WHAT THE EXERCISE ASKS: In the entries below, count the lines that include the word "true" and reply with the number alone.
=-=-=-=-=
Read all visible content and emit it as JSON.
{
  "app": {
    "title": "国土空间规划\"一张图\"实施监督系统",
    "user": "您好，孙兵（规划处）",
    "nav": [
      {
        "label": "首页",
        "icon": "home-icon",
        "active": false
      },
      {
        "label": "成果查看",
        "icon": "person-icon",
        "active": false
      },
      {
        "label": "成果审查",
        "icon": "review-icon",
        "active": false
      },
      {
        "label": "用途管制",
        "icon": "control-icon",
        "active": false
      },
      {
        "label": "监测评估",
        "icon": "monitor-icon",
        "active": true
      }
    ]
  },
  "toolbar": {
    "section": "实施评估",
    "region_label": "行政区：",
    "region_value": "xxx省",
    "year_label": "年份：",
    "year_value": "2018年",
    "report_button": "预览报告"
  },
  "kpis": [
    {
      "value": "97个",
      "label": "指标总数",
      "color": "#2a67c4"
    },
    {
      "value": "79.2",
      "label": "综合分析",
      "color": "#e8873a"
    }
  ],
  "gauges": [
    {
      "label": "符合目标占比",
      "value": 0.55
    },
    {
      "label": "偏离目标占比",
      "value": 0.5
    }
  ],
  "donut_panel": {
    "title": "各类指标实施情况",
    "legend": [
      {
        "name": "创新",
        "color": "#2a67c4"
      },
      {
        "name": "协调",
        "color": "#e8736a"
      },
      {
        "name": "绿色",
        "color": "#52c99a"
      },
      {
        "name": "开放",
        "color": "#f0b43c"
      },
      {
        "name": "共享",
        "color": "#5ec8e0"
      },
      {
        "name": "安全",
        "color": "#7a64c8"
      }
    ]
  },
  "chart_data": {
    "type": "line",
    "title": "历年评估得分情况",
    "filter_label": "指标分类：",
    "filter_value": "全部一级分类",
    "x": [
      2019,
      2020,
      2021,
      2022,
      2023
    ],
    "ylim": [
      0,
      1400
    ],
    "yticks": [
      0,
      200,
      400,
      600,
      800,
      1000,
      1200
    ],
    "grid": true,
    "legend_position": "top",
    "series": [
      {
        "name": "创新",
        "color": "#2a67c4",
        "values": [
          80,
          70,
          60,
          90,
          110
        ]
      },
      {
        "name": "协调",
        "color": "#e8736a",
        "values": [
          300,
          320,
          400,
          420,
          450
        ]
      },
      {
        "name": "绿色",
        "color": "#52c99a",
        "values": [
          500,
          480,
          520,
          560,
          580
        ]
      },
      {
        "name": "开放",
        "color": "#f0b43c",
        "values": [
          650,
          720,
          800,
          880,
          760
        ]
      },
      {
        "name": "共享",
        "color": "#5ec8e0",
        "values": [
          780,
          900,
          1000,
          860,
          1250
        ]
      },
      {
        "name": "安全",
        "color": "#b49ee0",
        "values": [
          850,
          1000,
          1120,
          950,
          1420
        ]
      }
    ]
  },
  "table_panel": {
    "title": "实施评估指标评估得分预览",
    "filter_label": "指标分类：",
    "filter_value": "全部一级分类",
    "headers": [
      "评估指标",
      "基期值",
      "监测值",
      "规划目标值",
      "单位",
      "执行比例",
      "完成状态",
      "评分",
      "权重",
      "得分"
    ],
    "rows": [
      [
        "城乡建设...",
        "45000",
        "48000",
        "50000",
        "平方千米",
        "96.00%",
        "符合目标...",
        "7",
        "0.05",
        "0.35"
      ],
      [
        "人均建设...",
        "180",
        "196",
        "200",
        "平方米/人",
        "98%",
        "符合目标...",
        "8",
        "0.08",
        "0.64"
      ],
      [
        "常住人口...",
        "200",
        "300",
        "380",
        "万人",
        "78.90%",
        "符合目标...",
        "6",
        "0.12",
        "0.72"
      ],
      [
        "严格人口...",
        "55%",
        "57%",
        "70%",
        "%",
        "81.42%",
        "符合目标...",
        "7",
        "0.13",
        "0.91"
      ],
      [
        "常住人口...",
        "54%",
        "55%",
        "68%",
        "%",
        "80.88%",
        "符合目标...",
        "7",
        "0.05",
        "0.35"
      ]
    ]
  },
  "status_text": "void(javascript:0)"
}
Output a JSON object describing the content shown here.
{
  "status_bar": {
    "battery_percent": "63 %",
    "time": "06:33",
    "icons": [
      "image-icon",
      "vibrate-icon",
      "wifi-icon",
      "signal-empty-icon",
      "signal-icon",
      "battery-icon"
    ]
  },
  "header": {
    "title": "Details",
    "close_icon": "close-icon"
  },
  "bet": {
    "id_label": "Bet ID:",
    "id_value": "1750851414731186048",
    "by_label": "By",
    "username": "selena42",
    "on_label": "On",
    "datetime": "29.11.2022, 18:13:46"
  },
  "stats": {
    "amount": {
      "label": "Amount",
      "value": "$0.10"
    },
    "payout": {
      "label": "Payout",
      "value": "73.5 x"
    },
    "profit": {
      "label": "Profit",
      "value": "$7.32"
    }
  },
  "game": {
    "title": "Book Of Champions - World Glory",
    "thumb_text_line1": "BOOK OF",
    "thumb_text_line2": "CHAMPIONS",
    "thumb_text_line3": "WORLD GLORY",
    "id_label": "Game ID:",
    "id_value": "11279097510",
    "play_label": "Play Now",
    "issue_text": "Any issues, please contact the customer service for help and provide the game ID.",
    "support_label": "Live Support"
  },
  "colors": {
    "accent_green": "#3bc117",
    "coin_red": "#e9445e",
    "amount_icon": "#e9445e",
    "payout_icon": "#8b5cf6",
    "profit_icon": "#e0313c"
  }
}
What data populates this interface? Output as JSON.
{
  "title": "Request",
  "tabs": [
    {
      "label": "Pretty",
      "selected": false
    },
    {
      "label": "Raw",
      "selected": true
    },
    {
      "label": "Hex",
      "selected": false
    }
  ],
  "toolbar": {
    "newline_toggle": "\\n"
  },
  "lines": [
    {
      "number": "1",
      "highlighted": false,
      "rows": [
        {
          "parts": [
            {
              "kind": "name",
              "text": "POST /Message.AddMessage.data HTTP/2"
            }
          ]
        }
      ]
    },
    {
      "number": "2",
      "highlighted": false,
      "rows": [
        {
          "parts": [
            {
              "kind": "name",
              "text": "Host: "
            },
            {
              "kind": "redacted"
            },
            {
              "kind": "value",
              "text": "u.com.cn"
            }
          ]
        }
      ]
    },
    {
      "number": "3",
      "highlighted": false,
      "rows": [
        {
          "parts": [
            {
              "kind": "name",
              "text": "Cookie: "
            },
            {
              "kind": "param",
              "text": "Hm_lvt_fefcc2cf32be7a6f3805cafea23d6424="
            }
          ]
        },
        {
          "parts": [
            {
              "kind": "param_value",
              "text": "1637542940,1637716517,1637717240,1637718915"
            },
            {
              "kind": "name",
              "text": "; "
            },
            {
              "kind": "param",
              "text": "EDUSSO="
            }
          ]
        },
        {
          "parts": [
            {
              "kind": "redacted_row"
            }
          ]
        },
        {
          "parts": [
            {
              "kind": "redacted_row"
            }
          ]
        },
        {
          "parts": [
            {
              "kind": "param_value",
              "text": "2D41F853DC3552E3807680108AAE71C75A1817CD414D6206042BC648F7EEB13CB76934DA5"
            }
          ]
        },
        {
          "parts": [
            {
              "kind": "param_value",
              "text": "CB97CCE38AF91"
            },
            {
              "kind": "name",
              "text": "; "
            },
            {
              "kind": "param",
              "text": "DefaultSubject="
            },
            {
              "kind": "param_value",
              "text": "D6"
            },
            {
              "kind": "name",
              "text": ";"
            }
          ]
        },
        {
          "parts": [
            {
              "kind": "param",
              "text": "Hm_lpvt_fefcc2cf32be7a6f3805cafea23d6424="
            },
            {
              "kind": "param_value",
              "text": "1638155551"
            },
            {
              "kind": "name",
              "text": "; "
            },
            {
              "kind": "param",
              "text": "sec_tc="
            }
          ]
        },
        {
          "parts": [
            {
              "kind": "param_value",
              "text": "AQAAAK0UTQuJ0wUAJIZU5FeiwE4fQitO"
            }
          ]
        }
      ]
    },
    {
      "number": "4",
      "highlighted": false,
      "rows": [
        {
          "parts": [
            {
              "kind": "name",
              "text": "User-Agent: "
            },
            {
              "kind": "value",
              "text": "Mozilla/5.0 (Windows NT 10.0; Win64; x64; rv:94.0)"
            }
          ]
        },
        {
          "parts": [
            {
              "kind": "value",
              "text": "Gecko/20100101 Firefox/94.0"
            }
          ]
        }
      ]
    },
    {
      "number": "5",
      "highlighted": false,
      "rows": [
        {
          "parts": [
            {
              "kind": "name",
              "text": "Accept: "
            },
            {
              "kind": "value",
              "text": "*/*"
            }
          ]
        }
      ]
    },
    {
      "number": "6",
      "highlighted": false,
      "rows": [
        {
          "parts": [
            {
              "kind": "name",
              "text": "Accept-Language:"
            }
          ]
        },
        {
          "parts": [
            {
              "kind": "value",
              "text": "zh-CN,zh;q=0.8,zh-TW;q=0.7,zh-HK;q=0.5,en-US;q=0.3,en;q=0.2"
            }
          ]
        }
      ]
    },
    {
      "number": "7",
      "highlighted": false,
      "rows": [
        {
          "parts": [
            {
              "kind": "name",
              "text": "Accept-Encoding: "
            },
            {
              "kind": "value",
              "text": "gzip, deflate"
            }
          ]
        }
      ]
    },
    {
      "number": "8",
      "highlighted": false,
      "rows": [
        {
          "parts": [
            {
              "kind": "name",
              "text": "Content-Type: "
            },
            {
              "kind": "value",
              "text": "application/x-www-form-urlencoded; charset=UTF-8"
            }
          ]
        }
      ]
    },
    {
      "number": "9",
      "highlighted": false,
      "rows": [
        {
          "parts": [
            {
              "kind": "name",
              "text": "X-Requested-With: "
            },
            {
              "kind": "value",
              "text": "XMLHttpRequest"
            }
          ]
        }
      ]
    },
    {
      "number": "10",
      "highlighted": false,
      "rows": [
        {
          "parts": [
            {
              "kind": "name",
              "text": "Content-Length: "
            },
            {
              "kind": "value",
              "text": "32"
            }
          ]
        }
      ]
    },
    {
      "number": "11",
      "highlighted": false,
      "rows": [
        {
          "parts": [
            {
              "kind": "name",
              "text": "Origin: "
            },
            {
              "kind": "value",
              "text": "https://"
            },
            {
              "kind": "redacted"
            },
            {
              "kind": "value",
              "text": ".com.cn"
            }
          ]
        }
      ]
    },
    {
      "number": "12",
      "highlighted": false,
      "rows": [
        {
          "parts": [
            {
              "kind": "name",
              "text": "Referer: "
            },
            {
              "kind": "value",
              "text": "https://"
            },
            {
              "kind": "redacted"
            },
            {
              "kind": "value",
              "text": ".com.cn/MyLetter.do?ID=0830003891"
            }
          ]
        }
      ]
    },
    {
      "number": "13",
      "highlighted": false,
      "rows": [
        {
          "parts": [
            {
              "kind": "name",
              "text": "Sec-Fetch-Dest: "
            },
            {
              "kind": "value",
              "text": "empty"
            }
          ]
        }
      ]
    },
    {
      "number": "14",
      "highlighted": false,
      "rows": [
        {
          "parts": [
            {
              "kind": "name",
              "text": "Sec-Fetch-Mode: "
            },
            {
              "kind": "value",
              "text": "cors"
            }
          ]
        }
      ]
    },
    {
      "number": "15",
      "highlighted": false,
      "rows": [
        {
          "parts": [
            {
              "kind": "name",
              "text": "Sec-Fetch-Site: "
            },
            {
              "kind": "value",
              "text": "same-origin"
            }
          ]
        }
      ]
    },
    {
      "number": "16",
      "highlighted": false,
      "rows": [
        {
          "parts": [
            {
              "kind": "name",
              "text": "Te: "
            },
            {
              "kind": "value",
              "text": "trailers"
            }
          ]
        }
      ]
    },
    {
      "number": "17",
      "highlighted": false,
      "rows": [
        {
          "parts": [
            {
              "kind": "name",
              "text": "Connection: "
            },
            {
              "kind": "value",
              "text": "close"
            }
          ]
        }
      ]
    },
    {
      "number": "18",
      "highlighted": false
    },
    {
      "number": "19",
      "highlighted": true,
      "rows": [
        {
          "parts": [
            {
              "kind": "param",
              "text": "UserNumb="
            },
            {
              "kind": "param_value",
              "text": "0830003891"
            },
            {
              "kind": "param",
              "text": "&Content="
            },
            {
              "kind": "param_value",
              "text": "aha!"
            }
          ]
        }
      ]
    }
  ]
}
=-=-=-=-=
ANSWER FOR THE TASK: 4